I've seen systems like this a few times. One was based in Scotland, it was a list of candidates with STV and an option to vote for and against. A candidate would need to have a positive on the for/against to get through to the STV round to actually be elected.
It's also normal on company AGMs to vote for/against election of directors, though they normally elect all candidates.
This is all assuming that there's a list of candidates and you get to vote for or against each of them.
The system is vulnerable to tactical voting. If you say they need a positive score, that means they have to get over 50% of the vote in a tactical situation (vote against everyone but the candidate you want to win). If you say they need only to have the highest net score, you could well end up electing people who have an overall negative vote, the least hated candidate.

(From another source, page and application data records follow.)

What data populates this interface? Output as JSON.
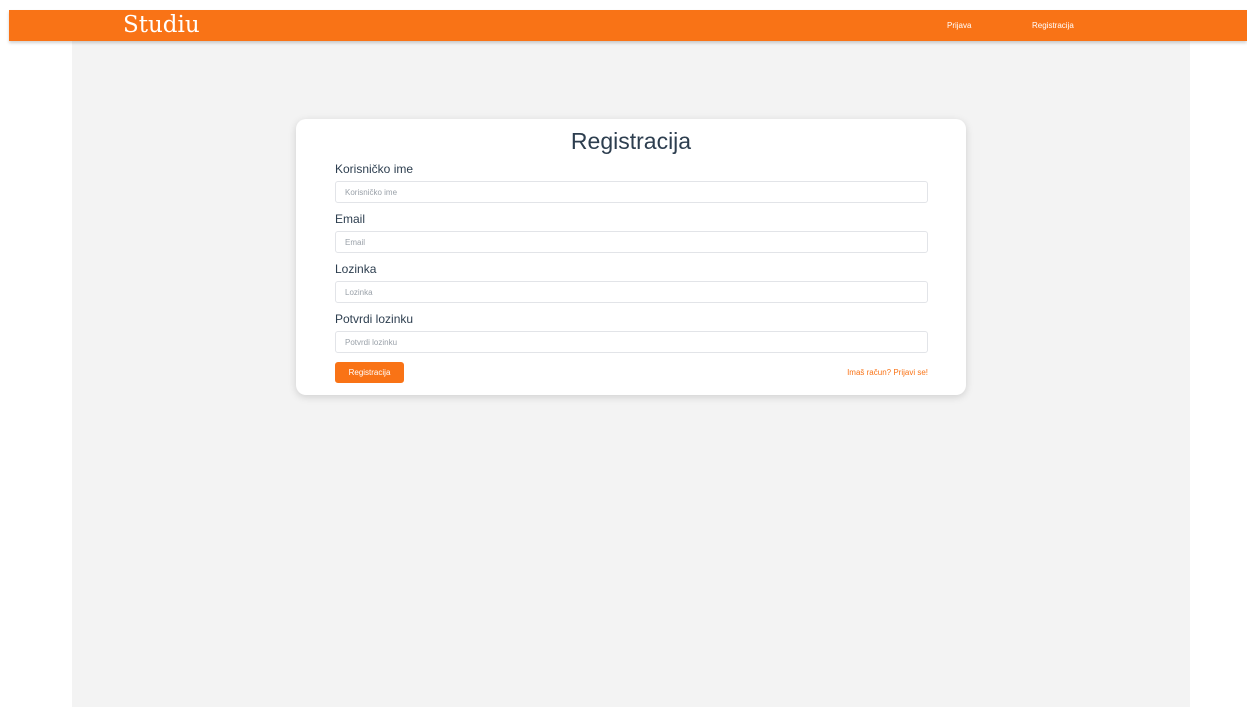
{
  "navbar": {
    "brand": "Studiu",
    "links": [
      "Prijava",
      "Registracija"
    ]
  },
  "form": {
    "title": "Registracija",
    "fields": [
      {
        "label": "Korisničko ime",
        "placeholder": "Korisničko ime",
        "value": ""
      },
      {
        "label": "Email",
        "placeholder": "Email",
        "value": ""
      },
      {
        "label": "Lozinka",
        "placeholder": "Lozinka",
        "value": ""
      },
      {
        "label": "Potvrdi lozinku",
        "placeholder": "Potvrdi lozinku",
        "value": ""
      }
    ],
    "submit_label": "Registracija",
    "login_link": "Imaš račun? Prijavi se!"
  },
  "colors": {
    "accent": "#f97316",
    "text": "#2d3e4f",
    "background": "#f3f3f3"
  }
}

In a two horse race, such as the US presidential election, it makes no difference. A vote for one candidate on a single-x two candidate election is equivalent to a vote against the other. Though you could require a re-run if neither candidate had a positive tally which is entirely possible.
It only starts to count when you have more horses in the race, but entering an extra candidate for your party risks splitting the vote and you always lose, better to keep investing everything in only one candidate. However it does mean that the field could open up to more parties rather than more candidates from the main parties. Someone with very few votes for, but even fewer against could walk away with the win.
Now assuming a system where you only get one vote, but it could be for or against any one candidate
There's a list of candidates, is it more important that you vote for your candidate or against the one you really don't want to get in? Is hate or desire the stronger emotion. That's going to be about how each candidate runs their campaign, if one rants against another, they may find that rather than voting for him, they're voting against the other, leaving them both losing out to a third candidate. It would lead to a greater tendency towards positive campaigning rather than attacking opponents as you need to encourage people to make the for vote.
The general theme of this is that the opportunity to downvote only makes a difference in a larger field of candidates.
The biggest difference to the outcomes of elections come from:
- Greater turnout of voters
- Changing to a system that opens the game to more players such as PR or STV
A few definitions for those who don't have to deal with this stuff all day every day.
Single-X: You mark an X/tick in the box of the candidate you choose, One person, one vote, for one candidate.
STV: Single Transferable Vote, known in the US as IRV, Instant Runoff Vote, you list your candidates in order of preference, if your favourite candidate is knocked out due to having the lowest number of votes, your vote is transferred to your next preference.
PR: Proportional Representation, used for large numbers of elected persons over considerable areas, selected from party lists, you vote for a party rather than a candidate and the number of delegates elected from each party is taken from the proportion of votes that party gets, normally requires a minimum of 5% or similar of the total vote for the first candidate from that party though the required proportion for further candidates may be lower than that.